Higher turnout may throw up surprises in the sugar belt
For decades, western Maharashtra has elected stalwarts from the NCP and the Congress, who ruled the region and the state with a firm grip. This election may throw up some surprises for them, say political analysts.india Updated: Oct 18, 2014 12:54 IST
For decades, western Maharashtra has elected stalwarts from the NCP and the Congress, who ruled the region and the state with a firm grip. This election may throw up some surprises for them, say political analysts.
A combination of factors, including anti-incumbency, the break-up of the Congress-NCP alliance, high voter turnout and a high-decibel campaign led by prime minister Narendra Modi of the BJP, has triggered speculation that change is in the air.
Opinion polls have predicted an edge for the BJP, with the NCP and Congress losing big in the sugar belt.
Western Maharashtra's 58 assembly constituencies from the five districts of Pune, Satara, Sangli, Kolhapur and Solapur saw turnout rise from 59% in 2009 to 64% on Wednesday.
The ABP News-AC Nielsen exit poll has predicted 18 seats for the BJP here, more than double the partyfs 2009 tally of eight.
A tally of 18 here could have significant ramifications on the overall state tallies of the BJP, Congress and NCP.
"Multiple factors may go against the NCP and Congress in western Maharashtra, including a strong anti-incumbency sentiment," says Prakash Pawar, professor of political science at Shivaji University in Kolhapur.

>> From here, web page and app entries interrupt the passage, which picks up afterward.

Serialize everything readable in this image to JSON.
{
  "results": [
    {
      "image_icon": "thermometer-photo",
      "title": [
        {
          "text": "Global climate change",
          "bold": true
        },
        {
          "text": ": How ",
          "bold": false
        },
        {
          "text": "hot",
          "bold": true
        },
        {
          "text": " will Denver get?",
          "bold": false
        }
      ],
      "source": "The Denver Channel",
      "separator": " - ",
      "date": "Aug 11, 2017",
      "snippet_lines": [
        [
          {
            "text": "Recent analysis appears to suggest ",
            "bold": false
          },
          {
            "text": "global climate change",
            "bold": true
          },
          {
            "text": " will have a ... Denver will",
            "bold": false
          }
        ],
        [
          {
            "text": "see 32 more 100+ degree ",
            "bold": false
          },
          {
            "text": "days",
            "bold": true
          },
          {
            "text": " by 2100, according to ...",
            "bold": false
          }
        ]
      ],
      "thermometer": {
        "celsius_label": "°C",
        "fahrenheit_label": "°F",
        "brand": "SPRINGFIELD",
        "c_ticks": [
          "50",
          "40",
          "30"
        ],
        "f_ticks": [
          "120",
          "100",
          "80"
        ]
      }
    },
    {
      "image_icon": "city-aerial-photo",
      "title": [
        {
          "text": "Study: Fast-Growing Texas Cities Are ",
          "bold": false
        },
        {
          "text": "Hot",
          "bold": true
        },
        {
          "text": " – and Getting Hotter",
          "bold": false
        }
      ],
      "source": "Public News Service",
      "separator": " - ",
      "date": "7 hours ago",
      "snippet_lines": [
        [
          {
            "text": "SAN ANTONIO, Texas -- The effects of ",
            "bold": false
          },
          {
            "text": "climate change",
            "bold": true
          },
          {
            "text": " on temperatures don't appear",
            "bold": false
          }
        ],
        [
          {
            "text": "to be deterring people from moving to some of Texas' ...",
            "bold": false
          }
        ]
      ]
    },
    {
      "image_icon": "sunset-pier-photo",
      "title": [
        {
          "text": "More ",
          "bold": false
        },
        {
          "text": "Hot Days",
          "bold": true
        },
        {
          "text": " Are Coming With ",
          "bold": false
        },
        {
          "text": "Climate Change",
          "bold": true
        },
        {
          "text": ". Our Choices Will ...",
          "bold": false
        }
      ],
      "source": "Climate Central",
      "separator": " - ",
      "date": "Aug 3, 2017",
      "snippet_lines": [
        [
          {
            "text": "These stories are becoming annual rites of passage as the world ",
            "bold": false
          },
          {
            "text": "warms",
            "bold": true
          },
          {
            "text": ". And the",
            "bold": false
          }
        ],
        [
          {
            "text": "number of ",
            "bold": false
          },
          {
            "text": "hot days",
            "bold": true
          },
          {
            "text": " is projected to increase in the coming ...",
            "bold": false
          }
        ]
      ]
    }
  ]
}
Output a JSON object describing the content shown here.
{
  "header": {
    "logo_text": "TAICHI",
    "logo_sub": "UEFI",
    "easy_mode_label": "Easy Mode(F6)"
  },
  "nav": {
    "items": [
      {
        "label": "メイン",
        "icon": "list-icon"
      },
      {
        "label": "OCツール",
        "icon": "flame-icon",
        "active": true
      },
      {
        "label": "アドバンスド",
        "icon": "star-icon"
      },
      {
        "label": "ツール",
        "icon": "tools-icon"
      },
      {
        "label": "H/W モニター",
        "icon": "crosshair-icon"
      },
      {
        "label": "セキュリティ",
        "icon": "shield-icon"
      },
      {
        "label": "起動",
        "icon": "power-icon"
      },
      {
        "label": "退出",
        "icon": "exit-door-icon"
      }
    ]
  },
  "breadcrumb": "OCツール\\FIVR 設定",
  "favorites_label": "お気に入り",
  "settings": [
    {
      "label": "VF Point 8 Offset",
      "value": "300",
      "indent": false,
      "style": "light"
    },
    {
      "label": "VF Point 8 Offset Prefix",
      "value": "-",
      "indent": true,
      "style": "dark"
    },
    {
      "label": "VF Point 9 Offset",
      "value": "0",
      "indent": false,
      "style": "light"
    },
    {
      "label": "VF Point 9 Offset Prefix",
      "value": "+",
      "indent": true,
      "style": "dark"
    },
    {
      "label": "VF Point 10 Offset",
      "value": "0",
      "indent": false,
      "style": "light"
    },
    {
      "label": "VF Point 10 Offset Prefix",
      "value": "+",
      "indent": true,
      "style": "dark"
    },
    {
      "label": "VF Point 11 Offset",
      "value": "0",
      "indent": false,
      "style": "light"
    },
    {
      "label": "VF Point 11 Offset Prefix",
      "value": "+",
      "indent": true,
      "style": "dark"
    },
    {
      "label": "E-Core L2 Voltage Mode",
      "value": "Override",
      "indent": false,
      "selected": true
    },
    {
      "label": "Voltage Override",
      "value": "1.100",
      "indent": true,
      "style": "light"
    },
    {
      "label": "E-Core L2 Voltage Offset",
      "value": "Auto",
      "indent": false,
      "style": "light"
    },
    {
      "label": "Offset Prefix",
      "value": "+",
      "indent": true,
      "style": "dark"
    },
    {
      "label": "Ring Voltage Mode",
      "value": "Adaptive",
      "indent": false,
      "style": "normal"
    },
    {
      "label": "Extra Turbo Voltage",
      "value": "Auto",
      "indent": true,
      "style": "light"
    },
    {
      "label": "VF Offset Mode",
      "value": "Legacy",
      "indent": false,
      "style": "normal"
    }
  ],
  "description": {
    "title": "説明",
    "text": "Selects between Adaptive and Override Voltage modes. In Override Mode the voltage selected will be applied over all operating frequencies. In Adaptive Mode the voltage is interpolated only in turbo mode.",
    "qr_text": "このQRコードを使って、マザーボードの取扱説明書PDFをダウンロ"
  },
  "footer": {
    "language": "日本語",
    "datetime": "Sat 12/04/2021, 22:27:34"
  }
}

It hasn't helped that NCP stalwarts such as Ajit Pawar, RR Patil and Jayant Patil, and Congress bigwigs such as Prithviraj Chavan, Patangrao Kadam and Harshwardhan Patil were so locked into their individual battles for their respective constituencies that they did not venture beyond those areas for an entire week before the election.
In an indication of just how damaging the alliance split has proved to be for these two parties, the battle over Karad South has seen former chief minister Prithviraj Chavan taken on Congress rebel Vilaskaka Undalkar-Patil, a seven-time MLA from the constituency who is now standing as an Independent supported by the NCP, which withdrew its own candidate in order to back the rebel.
Further splitting the vote is BJP nominee Atul Bhosale. With this much competition, the record 72% turnout in Karad South on Wednesday - a whopping 17% higher than in 2009 - has left everyone guessing.
Massive public rallies organised by the BJP and headlined by Prime Minister Modi have given a further pitched tone to the battle here, particularly in key constituencies such as Kawathe-Mahankal, where former home minister RR Patil is being challenged by BJP nominee Ajit Ghorpade, who switched loyalties from the NCP a few months ago.